This Thanksgiving, we are grateful for all the children who bring joy into our lives … especially the ones we sponsor. Check out these wonderful, silly and adorable reasons to be thankful for the children in your life!View Gallery ›
We have a lot to be thankful for here at Compassion. We get to work with amazing kids all around the world. And we also have the best partners in that work! In no particular order, here are the top five people we couldn’t do ministry without!Continue Reading ›
As we join around the table today with our loved ones, we want to say a sincere THANK YOU to you – for loving your sponsored kids, for having compassion and for being the best advocates for kids in poverty in the world.
On behalf of the children and God we serve, thank you for the abundant love you share with the world. Happy Thanksgiving!

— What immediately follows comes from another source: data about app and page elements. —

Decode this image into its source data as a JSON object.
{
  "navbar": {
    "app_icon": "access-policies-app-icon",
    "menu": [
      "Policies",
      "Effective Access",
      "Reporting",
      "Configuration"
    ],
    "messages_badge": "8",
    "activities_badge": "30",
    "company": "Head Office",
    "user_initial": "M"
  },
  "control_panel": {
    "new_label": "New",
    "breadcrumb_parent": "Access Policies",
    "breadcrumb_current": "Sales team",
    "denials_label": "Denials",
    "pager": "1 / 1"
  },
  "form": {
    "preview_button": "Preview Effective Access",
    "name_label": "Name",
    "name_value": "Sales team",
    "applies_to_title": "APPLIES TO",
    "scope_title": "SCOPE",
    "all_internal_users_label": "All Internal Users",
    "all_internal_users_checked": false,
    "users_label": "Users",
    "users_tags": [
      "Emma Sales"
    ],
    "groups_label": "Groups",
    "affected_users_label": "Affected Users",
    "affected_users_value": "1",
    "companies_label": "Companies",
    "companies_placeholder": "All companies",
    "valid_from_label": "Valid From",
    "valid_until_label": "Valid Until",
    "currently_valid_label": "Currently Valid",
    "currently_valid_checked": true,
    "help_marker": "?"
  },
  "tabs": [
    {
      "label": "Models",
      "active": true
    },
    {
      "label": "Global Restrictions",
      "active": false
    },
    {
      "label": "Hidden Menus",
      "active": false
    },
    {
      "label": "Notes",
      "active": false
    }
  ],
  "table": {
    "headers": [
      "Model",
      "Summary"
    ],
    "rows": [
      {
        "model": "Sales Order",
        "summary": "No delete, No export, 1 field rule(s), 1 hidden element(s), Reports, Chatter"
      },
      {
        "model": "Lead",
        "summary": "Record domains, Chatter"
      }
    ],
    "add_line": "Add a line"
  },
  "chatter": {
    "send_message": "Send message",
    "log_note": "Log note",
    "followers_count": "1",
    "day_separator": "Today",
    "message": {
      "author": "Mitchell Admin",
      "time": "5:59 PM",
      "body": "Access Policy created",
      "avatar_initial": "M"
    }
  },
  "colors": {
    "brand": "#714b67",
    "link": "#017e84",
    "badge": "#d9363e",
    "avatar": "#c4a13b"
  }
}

Every year from June until September, the people in Minahasa, North Sulawesi, Indonesia, have celebrated a traditional thanksgiving holiday from generation to generation, called Pengucapan. It is the way the people of Minahasa express their gratitude to God for the blessings of the previous year.
The Pengucapan tradition started when the people in this remote area of Indonesia still worshiped gods. They expressed their gratitude to the ultimate god or the highest god, known as opo wanatas empung walian empung rengan-rengan.
After the harvest, Minahasa people held a kuman kan weru ceremony to eat their harvest for the first time and express their gratitude though song and praise to their gods for fertility, good weather, harvest and health. They would bring their crops as an offering to their gods.
Christianity came to Minahasa in the 1800s, and Minahasa now has one of the highest rates of Christianity in all of Indonesia.
Pastor Philep, who works with a Compassion child development center in Wiaulapi, explained that after Christianity’s arrival, the Church rejected all forms of worshiping gods as part of animism. But the Church at that time saw the expression of gratitude that Minahasa people had in this tradition and allowed them to continue it through churches.
With the presence of the Church, the form of kuman kan weru changed.